- Opening Delimiter -
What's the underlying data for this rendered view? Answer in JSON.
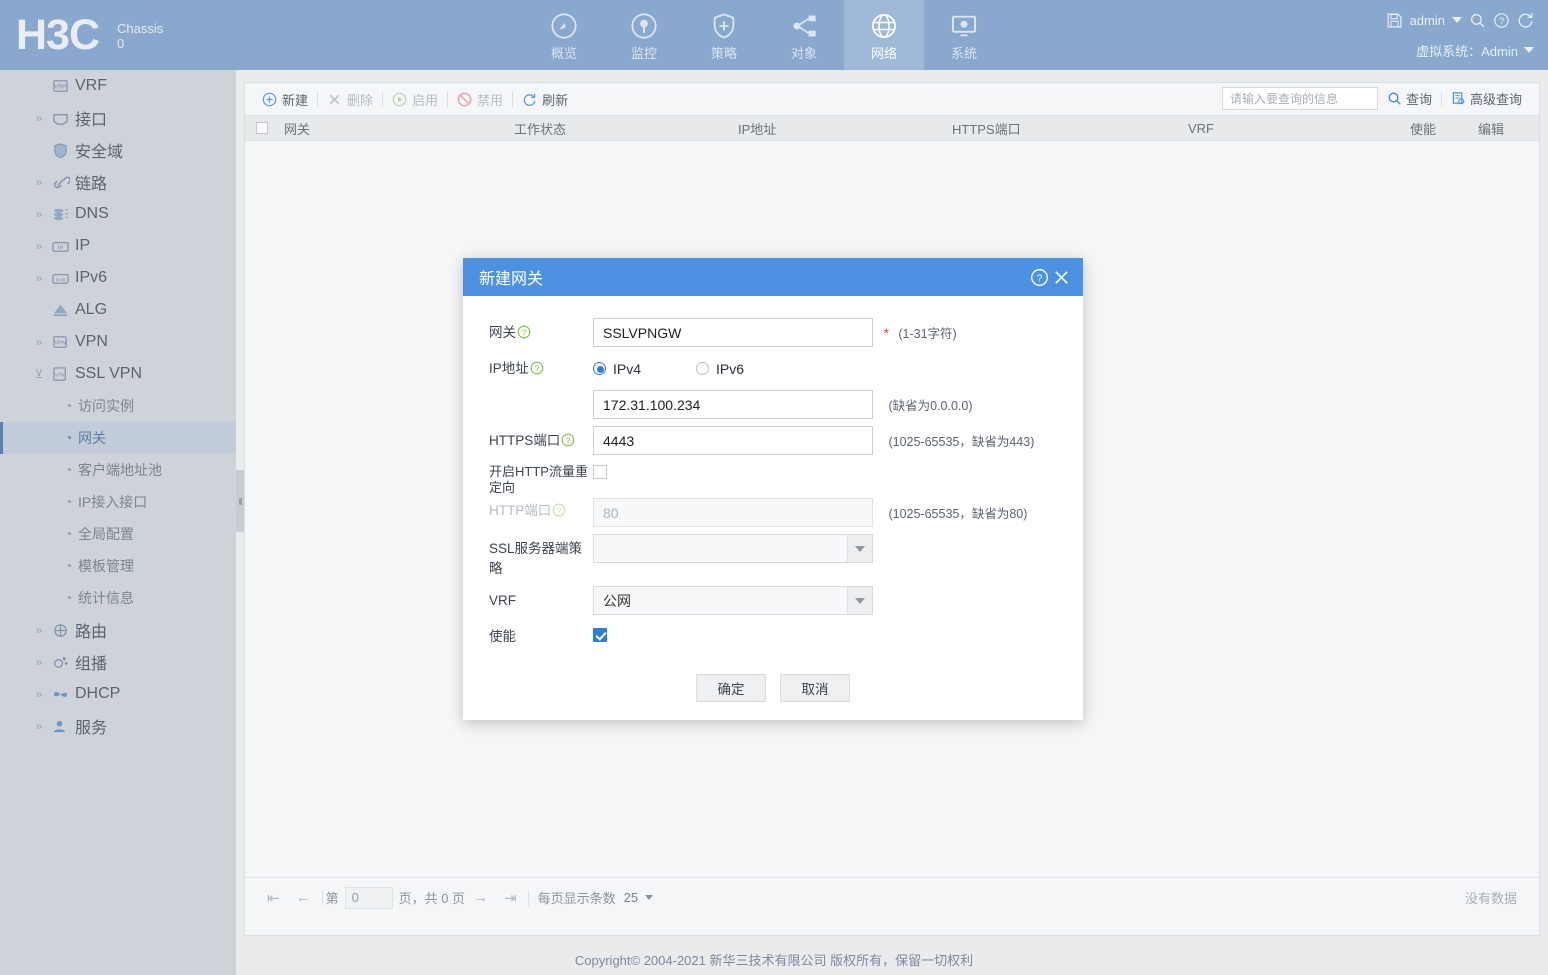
{
  "topbar": {
    "logo": "H3C",
    "chassis_label": "Chassis",
    "chassis_value": "0",
    "nav": [
      {
        "label": "概览",
        "icon": "gauge-icon",
        "active": false
      },
      {
        "label": "监控",
        "icon": "monitor-eye-icon",
        "active": false
      },
      {
        "label": "策略",
        "icon": "shield-plus-icon",
        "active": false
      },
      {
        "label": "对象",
        "icon": "share-nodes-icon",
        "active": false
      },
      {
        "label": "网络",
        "icon": "globe-icon",
        "active": true
      },
      {
        "label": "系统",
        "icon": "system-gear-icon",
        "active": false
      }
    ],
    "user": "admin",
    "save_icon": "save-icon",
    "search_icon": "search-icon",
    "help_icon": "help-circle-icon",
    "logout_icon": "logout-icon",
    "vsys_label": "虚拟系统：Admin"
  },
  "sidebar": {
    "items": [
      {
        "label": "VRF",
        "icon": "vrf-icon",
        "expandable": false,
        "level": 1
      },
      {
        "label": "接口",
        "icon": "interface-icon",
        "expandable": true,
        "level": 1
      },
      {
        "label": "安全域",
        "icon": "shield-icon",
        "expandable": false,
        "level": 1
      },
      {
        "label": "链路",
        "icon": "link-icon",
        "expandable": true,
        "level": 1
      },
      {
        "label": "DNS",
        "icon": "dns-icon",
        "expandable": true,
        "level": 1
      },
      {
        "label": "IP",
        "icon": "ip-icon",
        "expandable": true,
        "level": 1
      },
      {
        "label": "IPv6",
        "icon": "ipv6-icon",
        "expandable": true,
        "level": 1
      },
      {
        "label": "ALG",
        "icon": "alg-icon",
        "expandable": false,
        "level": 1
      },
      {
        "label": "VPN",
        "icon": "vpn-icon",
        "expandable": true,
        "level": 1
      },
      {
        "label": "SSL VPN",
        "icon": "sslvpn-icon",
        "expandable": true,
        "expanded": true,
        "level": 1
      }
    ],
    "sslvpn_children": [
      {
        "label": "访问实例",
        "selected": false
      },
      {
        "label": "网关",
        "selected": true
      },
      {
        "label": "客户端地址池",
        "selected": false
      },
      {
        "label": "IP接入接口",
        "selected": false
      },
      {
        "label": "全局配置",
        "selected": false
      },
      {
        "label": "模板管理",
        "selected": false
      },
      {
        "label": "统计信息",
        "selected": false
      }
    ],
    "items_after": [
      {
        "label": "路由",
        "icon": "route-icon",
        "expandable": true,
        "level": 1
      },
      {
        "label": "组播",
        "icon": "multicast-icon",
        "expandable": true,
        "level": 1
      },
      {
        "label": "DHCP",
        "icon": "dhcp-icon",
        "expandable": true,
        "level": 1
      },
      {
        "label": "服务",
        "icon": "service-icon",
        "expandable": true,
        "level": 1
      }
    ]
  },
  "toolbar": {
    "buttons": [
      {
        "label": "新建",
        "icon": "plus-circle-icon",
        "disabled": false
      },
      {
        "label": "删除",
        "icon": "x-icon",
        "disabled": true
      },
      {
        "label": "启用",
        "icon": "play-circle-icon",
        "disabled": true
      },
      {
        "label": "禁用",
        "icon": "ban-icon",
        "disabled": true
      },
      {
        "label": "刷新",
        "icon": "refresh-icon",
        "disabled": false
      }
    ],
    "search_placeholder": "请输入要查询的信息",
    "search_value": "",
    "search_label": "查询",
    "advanced_label": "高级查询",
    "search_icon": "search-icon",
    "advanced_icon": "advanced-search-icon"
  },
  "table": {
    "columns": [
      "网关",
      "工作状态",
      "IP地址",
      "HTTPS端口",
      "VRF",
      "使能",
      "编辑"
    ],
    "rows": [],
    "empty_text": "没有数据"
  },
  "pager": {
    "first_icon": "first-page-icon",
    "prev_icon": "prev-page-icon",
    "next_icon": "next-page-icon",
    "last_icon": "last-page-icon",
    "page_prefix": "第",
    "page_value": "0",
    "page_suffix": "页，共 0 页",
    "size_label": "每页显示条数",
    "size_value": "25"
  },
  "footer": {
    "copyright": "Copyright© 2004-2021 新华三技术有限公司 版权所有，保留一切权利"
  },
  "dialog": {
    "title": "新建网关",
    "help_icon": "help-circle-icon",
    "close_icon": "close-icon",
    "fields": {
      "gateway_label": "网关",
      "gateway_value": "SSLVPNGW",
      "gateway_hint": "(1-31字符)",
      "gateway_required": "*",
      "ip_label": "IP地址",
      "ipv4_label": "IPv4",
      "ipv6_label": "IPv6",
      "ip_selected": "IPv4",
      "ip_value": "172.31.100.234",
      "ip_hint": "(缺省为0.0.0.0)",
      "https_port_label": "HTTPS端口",
      "https_port_value": "4443",
      "https_port_hint": "(1025-65535，缺省为443)",
      "http_redirect_label": "开启HTTP流量重定向",
      "http_redirect_checked": false,
      "http_port_label": "HTTP端口",
      "http_port_placeholder": "80",
      "http_port_value": "",
      "http_port_hint": "(1025-65535，缺省为80)",
      "ssl_policy_label": "SSL服务器端策略",
      "ssl_policy_value": "",
      "vrf_label": "VRF",
      "vrf_value": "公网",
      "enable_label": "使能",
      "enable_checked": true
    },
    "ok_label": "确定",
    "cancel_label": "取消"
  },
  "colors": {
    "topbar": "#88a8cd",
    "sidebar": "#ced3d9",
    "dialog_header": "#4d92e0",
    "accent": "#2f7fd8",
    "required": "#e03b3b"
  }
}
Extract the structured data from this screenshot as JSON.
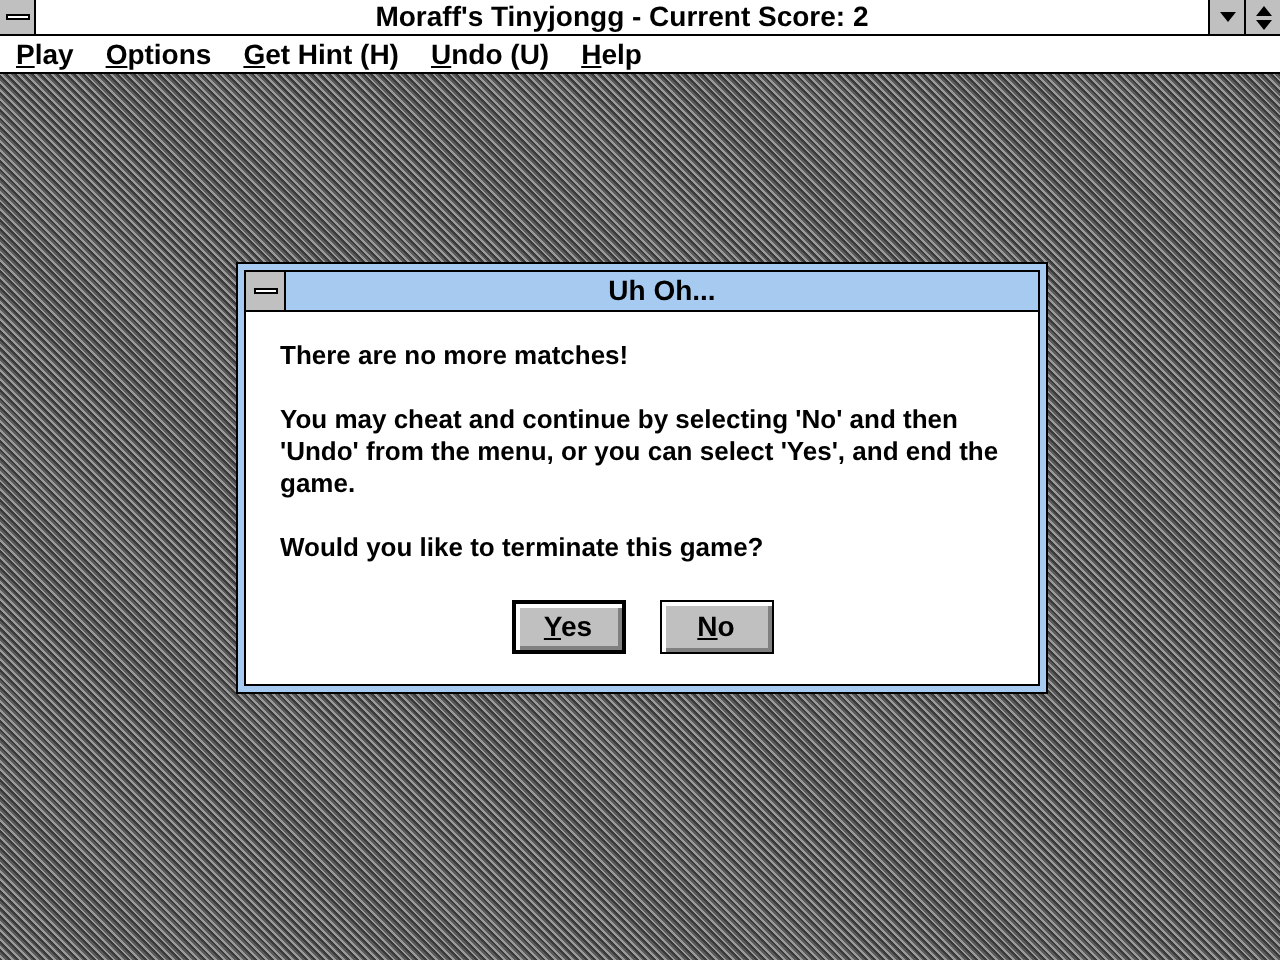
{
  "window": {
    "title": "Moraff's Tinyjongg - Current Score: 2"
  },
  "menu": [
    "Play",
    "Options",
    "Get Hint (H)",
    "Undo (U)",
    "Help"
  ],
  "dialog": {
    "title": "Uh Oh...",
    "paragraphs": [
      "There are no more matches!",
      "You may cheat and continue by selecting 'No' and then 'Undo' from the menu, or you can select 'Yes',  and end the game.",
      "Would you like to terminate this game?"
    ],
    "buttons": [
      {
        "label": "Yes",
        "default": true
      },
      {
        "label": "No",
        "default": false
      }
    ]
  }
}
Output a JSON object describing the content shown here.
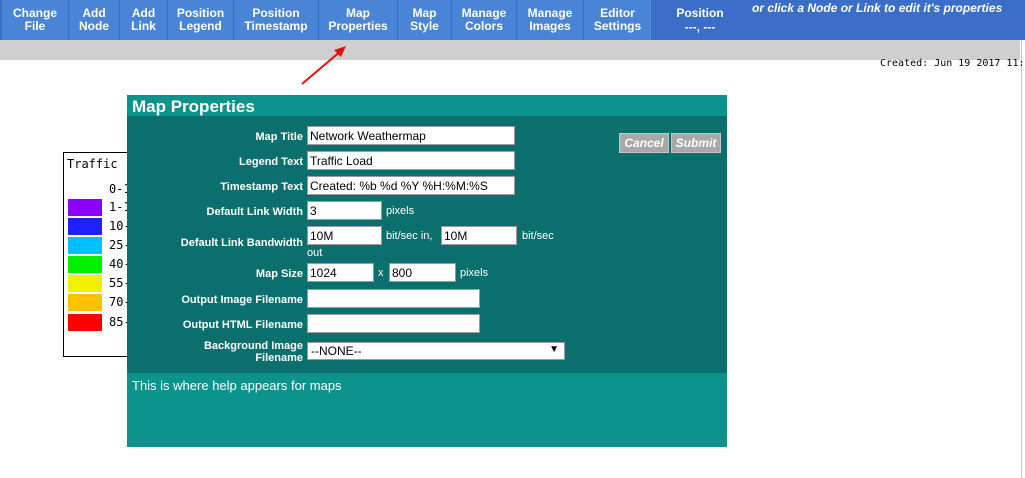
{
  "toolbar": {
    "buttons": [
      {
        "label": "Change\nFile"
      },
      {
        "label": "Add\nNode"
      },
      {
        "label": "Add\nLink"
      },
      {
        "label": "Position\nLegend"
      },
      {
        "label": "Position\nTimestamp"
      },
      {
        "label": "Map\nProperties"
      },
      {
        "label": "Map\nStyle"
      },
      {
        "label": "Manage\nColors"
      },
      {
        "label": "Manage\nImages"
      },
      {
        "label": "Editor\nSettings"
      }
    ],
    "position_label": "Position",
    "position_value": "---, ---",
    "hint": "or click a Node or Link to edit it's properties"
  },
  "created_text": "Created: Jun 19 2017 11:",
  "legend": {
    "title": "Traffic",
    "rows": [
      {
        "label": "0-1",
        "color": ""
      },
      {
        "label": "1-1",
        "color": "#8c00ff"
      },
      {
        "label": "10-",
        "color": "#2020ff"
      },
      {
        "label": "25-",
        "color": "#00c0ff"
      },
      {
        "label": "40-",
        "color": "#00f000"
      },
      {
        "label": "55-",
        "color": "#f0f000"
      },
      {
        "label": "70-",
        "color": "#ffc000"
      },
      {
        "label": "85-",
        "color": "#ff0000"
      }
    ]
  },
  "dialog": {
    "title": "Map Properties",
    "cancel_label": "Cancel",
    "submit_label": "Submit",
    "fields": {
      "map_title": {
        "label": "Map Title",
        "value": "Network Weathermap"
      },
      "legend_text": {
        "label": "Legend Text",
        "value": "Traffic Load"
      },
      "timestamp_text": {
        "label": "Timestamp Text",
        "value": "Created: %b %d %Y %H:%M:%S"
      },
      "default_link_width": {
        "label": "Default Link Width",
        "value": "3",
        "unit": "pixels"
      },
      "default_link_bandwidth": {
        "label": "Default Link Bandwidth",
        "in_value": "10M",
        "in_unit": "bit/sec in,",
        "out_value": "10M",
        "out_unit": "bit/sec",
        "out_suffix": "out"
      },
      "map_size": {
        "label": "Map Size",
        "width": "1024",
        "separator": "x",
        "height": "800",
        "unit": "pixels"
      },
      "output_image": {
        "label": "Output Image Filename",
        "value": ""
      },
      "output_html": {
        "label": "Output HTML Filename",
        "value": ""
      },
      "background_image": {
        "label": "Background Image\nFilename",
        "value": "--NONE--"
      }
    },
    "help": "This is where help appears for maps"
  },
  "colors": {
    "toolbar": "#3b6ec9",
    "button": "#4a84d6",
    "dialog": "#0b938c",
    "dialog_body": "#0b6f6e",
    "arrow": "#e01010"
  }
}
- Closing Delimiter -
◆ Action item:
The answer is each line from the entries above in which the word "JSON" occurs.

◆ Finished task:
What's the underlying data for this rendered view? Answer in JSON.
Extract the structured data from this screenshot as JSON.
Output a JSON object describing the content shown here.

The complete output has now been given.